While web-mining activity fell at the beginning of the year in Southeast Asia due to declining interest in cryptocurrencies, Kaspersky observed a significant growth in the number of online skimmers, using malware to steal user account information such as logins and passwords from infected computers.
“Across the region, Singapore has performed well in terms of maintaining its high position for having the least number of cyber threats blocked relative to its neighbours, regardless of whether they are internet-borne or local in nature,” said Yeo Siang Tiong, general manager at Kaspersky Southeast Asia.
“These noteworthy results are commendable, and we have to give a nod on how public and private institutions in the country are working together actively to keep the digital aspect of the Republic safe and secured,” he added.
Singapore’s cyber security landscape ended on a sombre note last year. Yeo said the spate of cyber security incidents, including the leakage of personal data of 2,400 Ministry of Defence personnel and the Sephora hack, showed that the city-state continues to be a key target for cyber criminals.
“The government is undoubtedly stepping up its efforts to build up its defences. For our part, we renewed our commitment to sharing threat intelligence with Interpol last year, as we believe that building cyber security capacity must be a shared responsibility,” Yeo added.

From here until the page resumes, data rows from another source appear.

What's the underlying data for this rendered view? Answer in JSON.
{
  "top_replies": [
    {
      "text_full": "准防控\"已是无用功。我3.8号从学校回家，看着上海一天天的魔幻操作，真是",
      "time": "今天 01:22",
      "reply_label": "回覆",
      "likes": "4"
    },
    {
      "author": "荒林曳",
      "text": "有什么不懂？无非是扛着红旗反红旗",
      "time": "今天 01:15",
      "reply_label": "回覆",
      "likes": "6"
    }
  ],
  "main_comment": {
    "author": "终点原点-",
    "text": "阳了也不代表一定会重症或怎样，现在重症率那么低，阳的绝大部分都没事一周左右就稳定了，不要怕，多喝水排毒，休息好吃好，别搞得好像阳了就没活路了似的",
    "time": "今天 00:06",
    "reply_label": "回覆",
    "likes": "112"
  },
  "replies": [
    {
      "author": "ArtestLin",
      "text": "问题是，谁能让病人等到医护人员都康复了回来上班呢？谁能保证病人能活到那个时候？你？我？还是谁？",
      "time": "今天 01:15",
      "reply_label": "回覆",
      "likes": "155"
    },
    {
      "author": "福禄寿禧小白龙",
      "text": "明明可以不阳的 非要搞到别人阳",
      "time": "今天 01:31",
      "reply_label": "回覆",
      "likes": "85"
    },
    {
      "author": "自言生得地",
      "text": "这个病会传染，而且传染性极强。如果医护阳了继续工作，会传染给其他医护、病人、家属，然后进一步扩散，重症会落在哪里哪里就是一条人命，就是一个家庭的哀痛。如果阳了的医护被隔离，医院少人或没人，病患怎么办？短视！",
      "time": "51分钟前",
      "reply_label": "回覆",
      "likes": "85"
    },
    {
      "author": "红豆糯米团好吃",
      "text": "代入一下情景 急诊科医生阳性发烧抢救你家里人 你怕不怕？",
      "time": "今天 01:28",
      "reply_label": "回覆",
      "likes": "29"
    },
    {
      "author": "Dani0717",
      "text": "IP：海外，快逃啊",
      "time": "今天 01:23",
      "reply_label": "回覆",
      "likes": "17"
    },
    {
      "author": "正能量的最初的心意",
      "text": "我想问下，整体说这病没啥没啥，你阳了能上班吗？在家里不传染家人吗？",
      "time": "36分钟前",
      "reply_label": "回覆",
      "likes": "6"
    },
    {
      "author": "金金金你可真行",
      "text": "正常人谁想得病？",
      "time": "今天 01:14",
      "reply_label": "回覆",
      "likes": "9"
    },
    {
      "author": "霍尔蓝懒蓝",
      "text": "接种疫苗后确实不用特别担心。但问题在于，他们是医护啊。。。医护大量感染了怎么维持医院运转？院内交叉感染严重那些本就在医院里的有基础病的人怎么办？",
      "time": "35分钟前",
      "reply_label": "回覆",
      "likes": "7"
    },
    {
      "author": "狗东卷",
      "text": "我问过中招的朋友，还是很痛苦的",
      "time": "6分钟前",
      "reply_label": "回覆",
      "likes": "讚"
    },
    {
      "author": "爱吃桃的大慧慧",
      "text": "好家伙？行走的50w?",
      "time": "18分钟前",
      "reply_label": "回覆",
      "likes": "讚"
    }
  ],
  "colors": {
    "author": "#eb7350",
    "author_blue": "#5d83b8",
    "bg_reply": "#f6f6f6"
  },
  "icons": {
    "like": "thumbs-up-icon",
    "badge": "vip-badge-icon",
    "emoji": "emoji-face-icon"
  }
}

In February 2020, the Singapore government said it would set aside S$1bn over the next three years to build up its cyber and data security capabilities, to safeguard citizens’ data and critical information infrastructure (CII) systems.
Noting that Singapore must be prepared to deal with cyber threats as digitisation becomes more pervasive, Singapore deputy prime minister and finance minister Heng Swee Keat said the Cyber Security Agency (CSA) is preparing measures for the next level of cyber security with the growing use of artificial intelligence (AI), cloud computing and the internet of things (IoT).
The budget announcement comes on the back of a CSA masterplan unveiled in October 2019 to help secure operational technology (OT) systems used in CII sectors, including transportation, energy and water.
Developed together with industry partners, the masterplan details the development of capabilities to secure OT systems, along with plans to set up an OT cyber security information sharing and analysis centre.
Cyber security labelling scheme
Meanwhile, the CSA is also introducing the Cybersecurity Labelling Scheme (CLS) this year for network-connected smart devices.
The first of its kind in the Asia-Pacific region, the scheme will provide different levels of cyber security ratings to help consumers make informed choices about the security features of the smart devices they purchase.
As a start, CSA will introduce the CLS to Wi-Fi routers and smart home hubs, which will be assessed on security requirements such as ensuring unique default passwords, adherence to security-by-design principles and resistance to basic penetration testing.
With the scheme, which will be aligned to global security standards for consumer IoT products, the CSA hopes to incentivise manufacturers and product suppliers to develop products with recognised and improved security features.
Read more about cyber security in ASEAN
- The raw data of thousands of payment cards issued by Singapore banks was stolen by the online equivalent of a traditional card sniffer.
- A Russian-speaking APT group has extended its reach into Asia-Pacific, taking off with millions of dollars of stolen funds from banks in the region.
- A renowned ethical hacker in Malaysia has called for more nations to support the Paris Call for Trust and Security in Cyberspace to counter the threat of cyber warfare.
- Even as Southeast Asia works towards coordinating cyber security strategies, more needs to be done to establish cyber norms.